[Records contained in a dataset]
_ _ _ _ _ _ _

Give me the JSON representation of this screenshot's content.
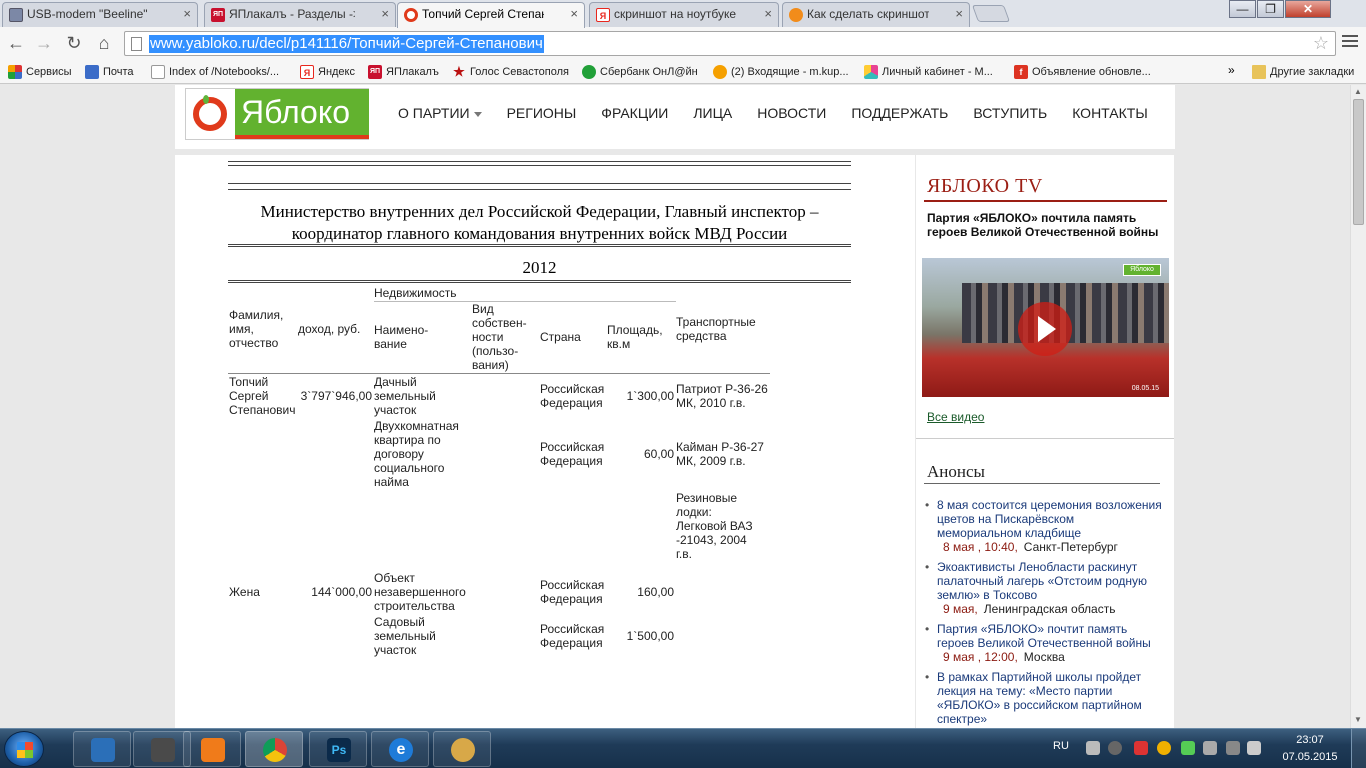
{
  "window": {
    "tabs": [
      {
        "label": "USB-modem \"Beeline\"",
        "icon": "page-icon",
        "color": "#7c88a6"
      },
      {
        "label": "ЯПлакалъ - Разделы -> Отв",
        "icon": "yaplakal-icon",
        "badge": "ЯП",
        "color": "#c8102e"
      },
      {
        "label": "Топчий Сергей Степанович",
        "icon": "yabloko-favicon",
        "color": "#e03a1b"
      },
      {
        "label": "скриншот на ноутбуке — Я",
        "icon": "yandex-icon",
        "badge": "Я",
        "color": "#e8271e"
      },
      {
        "label": "Как сделать скриншот на н",
        "icon": "site-icon",
        "color": "#f28c1a"
      }
    ],
    "active_tab": 2,
    "minimize_glyph": "—",
    "maximize_glyph": "❐",
    "close_glyph": "✕",
    "tab_close_glyph": "×"
  },
  "toolbar": {
    "url": "www.yabloko.ru/decl/p141116/Топчий-Сергей-Степанович",
    "back_glyph": "←",
    "forward_glyph": "→",
    "reload_glyph": "↻",
    "home_glyph": "⌂",
    "star_glyph": "☆"
  },
  "bookmarks": {
    "items": [
      {
        "label": "Сервисы",
        "icon": "apps-icon",
        "color": "#d33"
      },
      {
        "label": "Почта",
        "icon": "mail-icon",
        "color": "#3b6cc8"
      },
      {
        "label": "Index of /Notebooks/...",
        "icon": "page-icon",
        "color": "#999"
      },
      {
        "label": "Яндекс",
        "icon": "yandex-icon",
        "badge": "Я",
        "color": "#e8271e"
      },
      {
        "label": "ЯПлакалъ",
        "icon": "yaplakal-icon",
        "badge": "ЯП",
        "color": "#c8102e"
      },
      {
        "label": "Голос Севастополя",
        "icon": "star-icon",
        "badge": "★",
        "color": "#b11"
      },
      {
        "label": "Сбербанк ОнЛ@йн",
        "icon": "sberbank-icon",
        "color": "#21a038"
      },
      {
        "label": "(2) Входящие - m.kup...",
        "icon": "mail-ru-icon",
        "color": "#f5a000"
      },
      {
        "label": "Личный кабинет - М...",
        "icon": "profile-icon",
        "color": "#e84393"
      },
      {
        "label": "Объявление обновле...",
        "icon": "notice-icon",
        "badge": "f",
        "color": "#d32"
      }
    ],
    "more_glyph": "»",
    "other_label": "Другие закладки"
  },
  "site": {
    "logo_text": "Яблоко",
    "nav": [
      {
        "label": "О ПАРТИИ",
        "dropdown": true
      },
      {
        "label": "РЕГИОНЫ"
      },
      {
        "label": "ФРАКЦИИ"
      },
      {
        "label": "ЛИЦА"
      },
      {
        "label": "НОВОСТИ"
      },
      {
        "label": "ПОДДЕРЖАТЬ"
      },
      {
        "label": "ВСТУПИТЬ"
      },
      {
        "label": "КОНТАКТЫ"
      }
    ]
  },
  "declaration": {
    "position_title": "Министерство внутренних дел Российской Федерации, Главный инспектор – координатор главного командования внутренних войск МВД России",
    "year": "2012",
    "headers": {
      "realty_group": "Недвижимость",
      "name": "Фамилия, имя, отчество",
      "income": "доход, руб.",
      "object": "Наимено- вание",
      "ownership": "Вид собствен- ности (пользо- вания)",
      "country": "Страна",
      "area": "Площадь, кв.м",
      "transport": "Транспортные средства"
    },
    "person": {
      "name": "Топчий Сергей Степанович",
      "income": "3`797`946,00",
      "realty": [
        {
          "object": "Дачный земельный участок",
          "country": "Российская Федерация",
          "area": "1`300,00"
        },
        {
          "object": "Двухкомнатная квартира по договору социального найма",
          "country": "Российская Федерация",
          "area": "60,00"
        }
      ],
      "transport": [
        "Патриот Р-36-26 МК, 2010 г.в.",
        "Кайман Р-36-27 МК, 2009 г.в.",
        "Резиновые лодки: Легковой ВАЗ -21043, 2004 г.в."
      ]
    },
    "spouse": {
      "name": "Жена",
      "income": "144`000,00",
      "realty": [
        {
          "object": "Объект незавершенного строительства",
          "country": "Российская Федерация",
          "area": "160,00"
        },
        {
          "object": "Садовый земельный участок",
          "country": "Российская Федерация",
          "area": "1`500,00"
        }
      ]
    }
  },
  "sidebar": {
    "tv_title": "ЯБЛОКО TV",
    "tv_caption": "Партия «ЯБЛОКО» почтила память героев Великой Отечественной войны",
    "video_badge": "Яблоко",
    "video_date": "08.05.15",
    "all_video": "Все видео",
    "anons_title": "Анонсы",
    "anons": [
      {
        "text": "8 мая состоится церемония возложения цветов на Пискарёвском мемориальном кладбище",
        "date": "8 мая , 10:40,",
        "place": "Санкт-Петербург"
      },
      {
        "text": "Экоактивисты Ленобласти раскинут палаточный лагерь «Отстоим родную землю» в Токсово",
        "date": "9 мая,",
        "place": "Ленинградская область"
      },
      {
        "text": "Партия «ЯБЛОКО» почтит память героев Великой Отечественной войны",
        "date": "9 мая , 12:00,",
        "place": "Москва"
      },
      {
        "text": "В рамках Партийной школы пройдет лекция на тему: «Место партии «ЯБЛОКО» в российском партийном спектре»",
        "date": "",
        "place": ""
      }
    ]
  },
  "taskbar": {
    "apps": [
      {
        "icon": "control-panel-icon",
        "color": "#2b6fb8",
        "active": false
      },
      {
        "icon": "media-player-icon",
        "color": "#4a4a4a",
        "active": false
      },
      {
        "icon": "video-player-icon",
        "color": "#f07b1a",
        "active": false
      },
      {
        "icon": "chrome-icon",
        "color": "#2aa14b",
        "active": true
      },
      {
        "icon": "photoshop-icon",
        "badge": "Ps",
        "color": "#0b2a4a",
        "active": false
      },
      {
        "icon": "internet-explorer-icon",
        "badge": "e",
        "color": "#1e7bd8",
        "active": false
      },
      {
        "icon": "paint-icon",
        "color": "#d8a848",
        "active": false
      }
    ],
    "lang": "RU",
    "time": "23:07",
    "date": "07.05.2015"
  }
}
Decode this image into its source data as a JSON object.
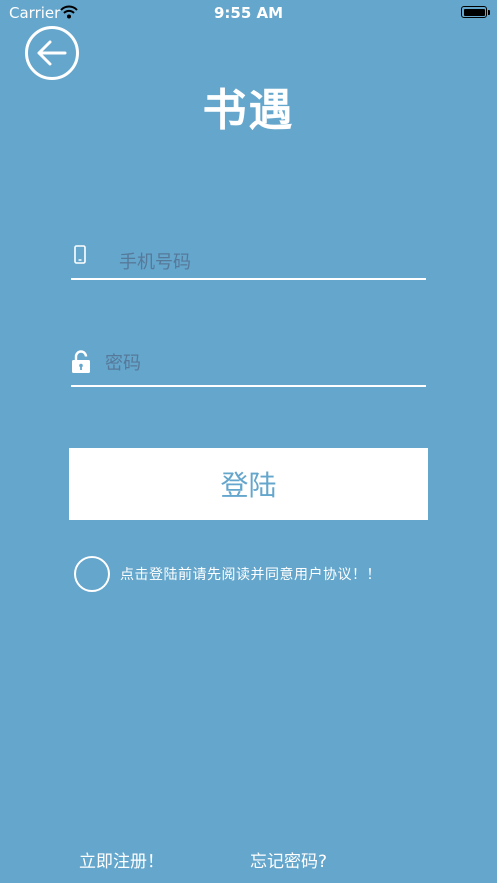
{
  "status_bar": {
    "carrier": "Carrier",
    "time": "9:55 AM"
  },
  "header": {
    "title": "书遇"
  },
  "form": {
    "phone": {
      "placeholder": "手机号码",
      "value": ""
    },
    "password": {
      "placeholder": "密码",
      "value": ""
    },
    "login_label": "登陆"
  },
  "agreement": {
    "text": "点击登陆前请先阅读并同意用户协议！！",
    "checked": false
  },
  "footer": {
    "register_label": "立即注册！",
    "forgot_label": "忘记密码?"
  },
  "colors": {
    "background": "#65a6cc",
    "foreground": "#ffffff",
    "placeholder": "#56799a"
  },
  "icons": [
    "back-arrow-icon",
    "phone-icon",
    "lock-icon",
    "wifi-icon",
    "battery-icon"
  ]
}
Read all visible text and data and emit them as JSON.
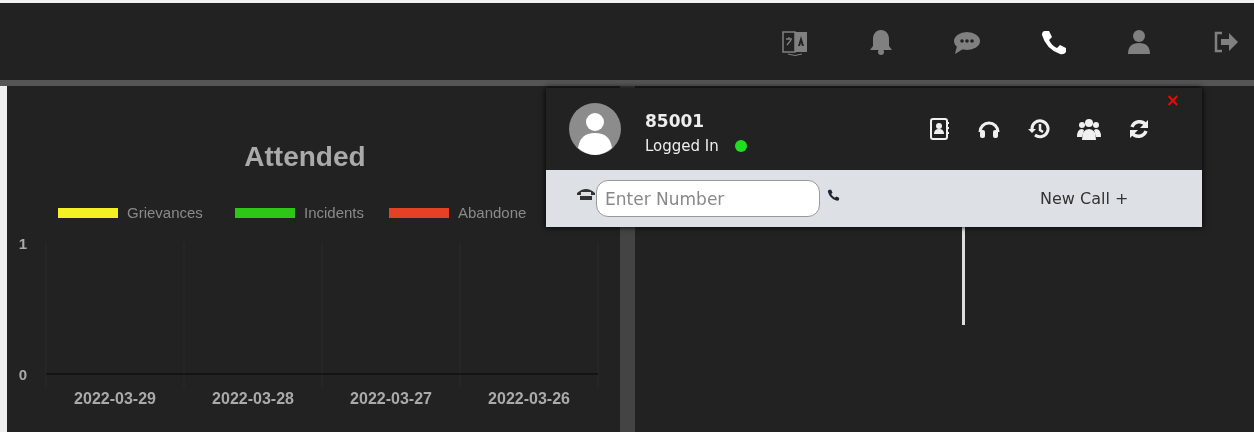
{
  "top_bar": {
    "icons": [
      {
        "kind": "translate",
        "selected": false
      },
      {
        "kind": "bell",
        "selected": false
      },
      {
        "kind": "chat",
        "selected": false
      },
      {
        "kind": "phone",
        "selected": true
      },
      {
        "kind": "user",
        "selected": false
      },
      {
        "kind": "logout",
        "selected": false
      }
    ]
  },
  "chart_panel": {
    "chart_data": {
      "type": "bar",
      "title": "Attended",
      "categories": [
        "2022-03-29",
        "2022-03-28",
        "2022-03-27",
        "2022-03-26"
      ],
      "series": [
        {
          "name": "Grievances",
          "color": "#f5f023",
          "values": [
            0,
            0,
            0,
            0
          ]
        },
        {
          "name": "Incidents",
          "color": "#2ec617",
          "values": [
            0,
            0,
            0,
            0
          ]
        },
        {
          "name": "Abandone",
          "color": "#e54125",
          "values": [
            0,
            0,
            0,
            0
          ]
        }
      ],
      "ylim": [
        0,
        1
      ],
      "yticks": [
        0,
        1
      ]
    }
  },
  "phone_popup": {
    "extension": "85001",
    "status": "Logged In",
    "online": true,
    "actions": [
      {
        "kind": "contacts"
      },
      {
        "kind": "headset"
      },
      {
        "kind": "history"
      },
      {
        "kind": "group"
      },
      {
        "kind": "refresh"
      }
    ],
    "close": "×",
    "dial": {
      "placeholder": "Enter Number"
    },
    "new_call": "New Call +"
  }
}
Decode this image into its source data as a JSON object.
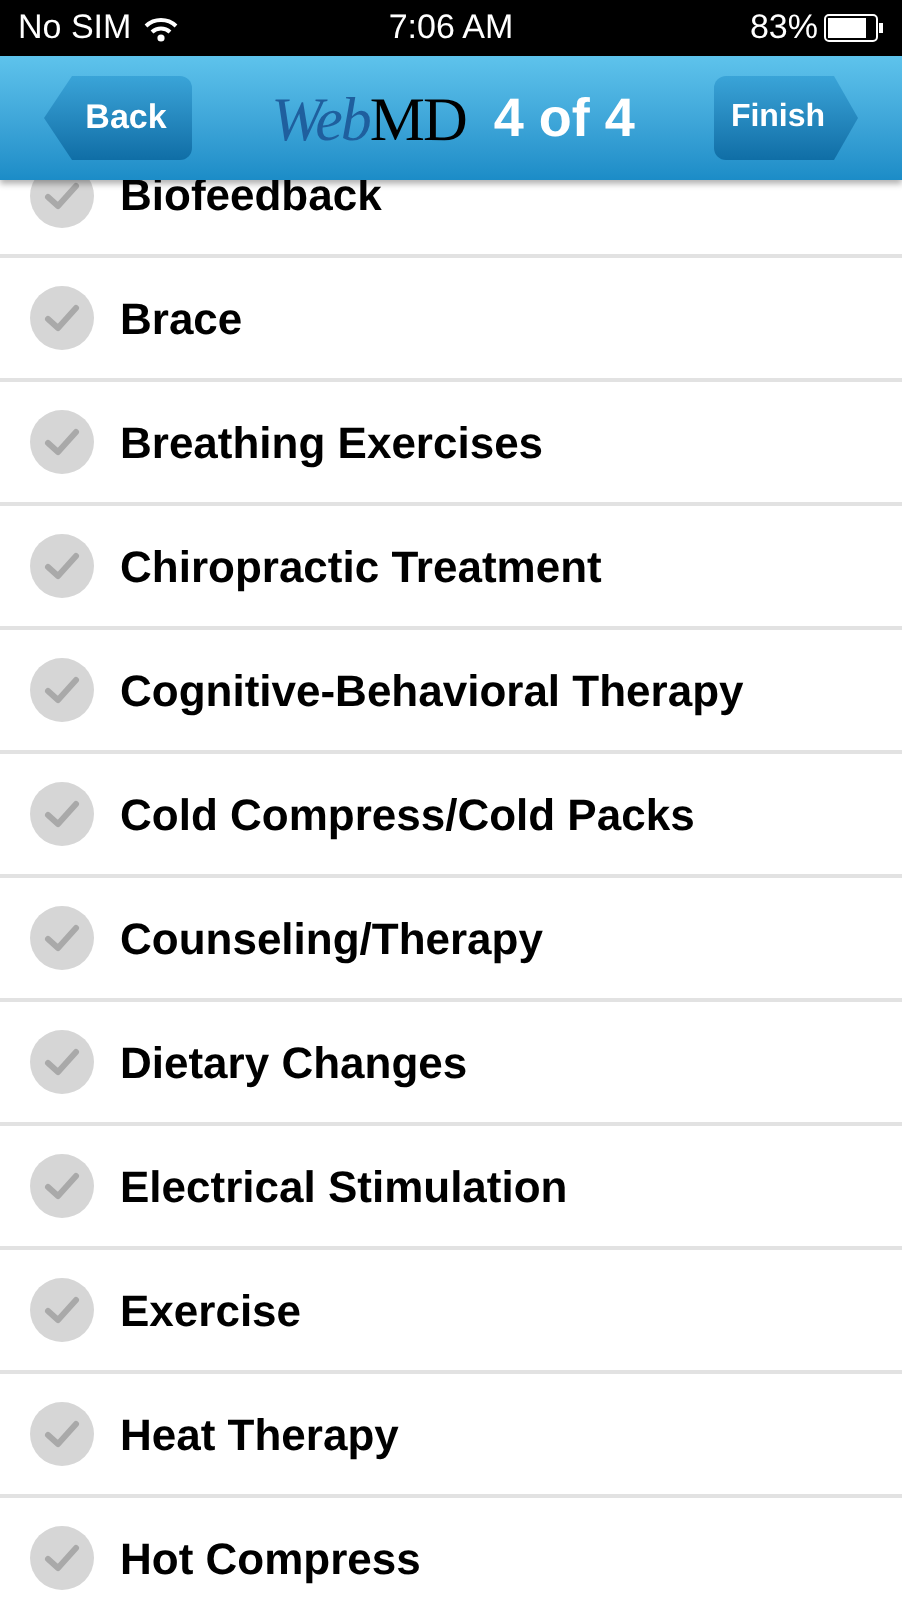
{
  "status_bar": {
    "carrier": "No SIM",
    "time": "7:06 AM",
    "battery": "83%"
  },
  "header": {
    "back": "Back",
    "logo": [
      "Web",
      "MD"
    ],
    "title": "4 of 4",
    "finish": "Finish"
  },
  "items": [
    {
      "label": "Biofeedback",
      "checked": false
    },
    {
      "label": "Brace",
      "checked": false
    },
    {
      "label": "Breathing Exercises",
      "checked": false
    },
    {
      "label": "Chiropractic Treatment",
      "checked": false
    },
    {
      "label": "Cognitive-Behavioral Therapy",
      "checked": false
    },
    {
      "label": "Cold Compress/Cold Packs",
      "checked": false
    },
    {
      "label": "Counseling/Therapy",
      "checked": false
    },
    {
      "label": "Dietary Changes",
      "checked": false
    },
    {
      "label": "Electrical Stimulation",
      "checked": false
    },
    {
      "label": "Exercise",
      "checked": false
    },
    {
      "label": "Heat Therapy",
      "checked": false
    },
    {
      "label": "Hot Compress",
      "checked": false
    }
  ]
}
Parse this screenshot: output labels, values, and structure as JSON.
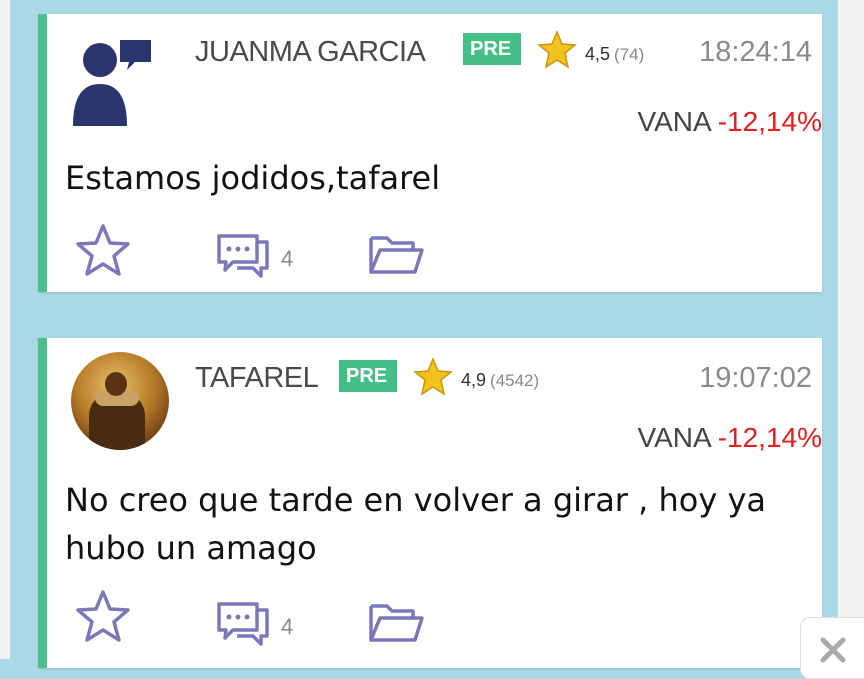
{
  "icons": {
    "favorite": "star-outline-icon",
    "comments": "speech-bubble-icon",
    "save": "folder-icon",
    "rating": "star-filled-icon",
    "close": "close-icon"
  },
  "colors": {
    "background": "#aad8e4",
    "card_accent": "#4bc08a",
    "pre_badge": "#45bf86",
    "negative_change": "#e02020",
    "icon_outline": "#7b78b8"
  },
  "posts": [
    {
      "username": "JUANMA GARCIA",
      "badge": "PRE",
      "rating": "4,5",
      "rating_count": "(74)",
      "time": "18:24:14",
      "ticker": "VANA",
      "change": "-12,14%",
      "message": "Estamos jodidos,tafarel",
      "comment_count": "4"
    },
    {
      "username": "TAFAREL",
      "badge": "PRE",
      "rating": "4,9",
      "rating_count": "(4542)",
      "time": "19:07:02",
      "ticker": "VANA",
      "change": "-12,14%",
      "message": "No creo que tarde en volver a girar , hoy ya hubo un amago",
      "comment_count": "4"
    }
  ]
}
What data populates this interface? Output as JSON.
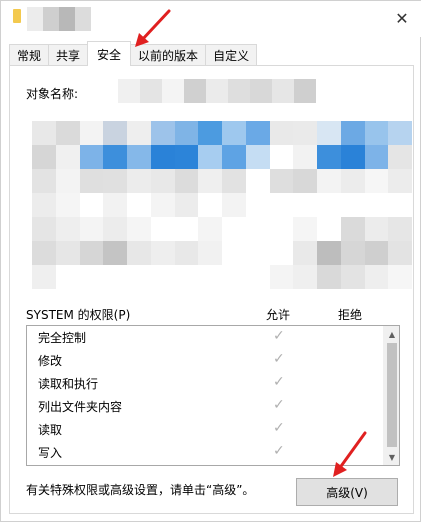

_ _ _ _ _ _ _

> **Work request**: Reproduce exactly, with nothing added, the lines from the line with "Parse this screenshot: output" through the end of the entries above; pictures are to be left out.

> **Written answer**:
Parse this screenshot: output labels, values, and structure as JSON.
{
  "icons": {
    "favorite": "star-outline-icon",
    "comments": "speech-bubble-icon",
    "save": "folder-icon",
    "rating": "star-filled-icon",
    "close": "close-icon"
  },
  "colors": {
    "background": "#aad8e4",
    "card_accent": "#4bc08a",
    "pre_badge": "#45bf86",
    "negative_change": "#e02020",
    "icon_outline": "#7b78b8"
  },
  "posts": [
    {
      "username": "JUANMA GARCIA",
      "badge": "PRE",
      "rating": "4,5",
      "rating_count": "(74)",
      "time": "18:24:14",
      "ticker": "VANA",
      "change": "-12,14%",
      "message": "Estamos jodidos,tafarel",
      "comment_count": "4"
    },
    {
      "username": "TAFAREL",
      "badge": "PRE",
      "rating": "4,9",
      "rating_count": "(4542)",
      "time": "19:07:02",
      "ticker": "VANA",
      "change": "-12,14%",
      "message": "No creo que tarde en volver a girar , hoy ya hubo un amago",
      "comment_count": "4"
    }
  ]
}
What data populates this interface? Output as JSON.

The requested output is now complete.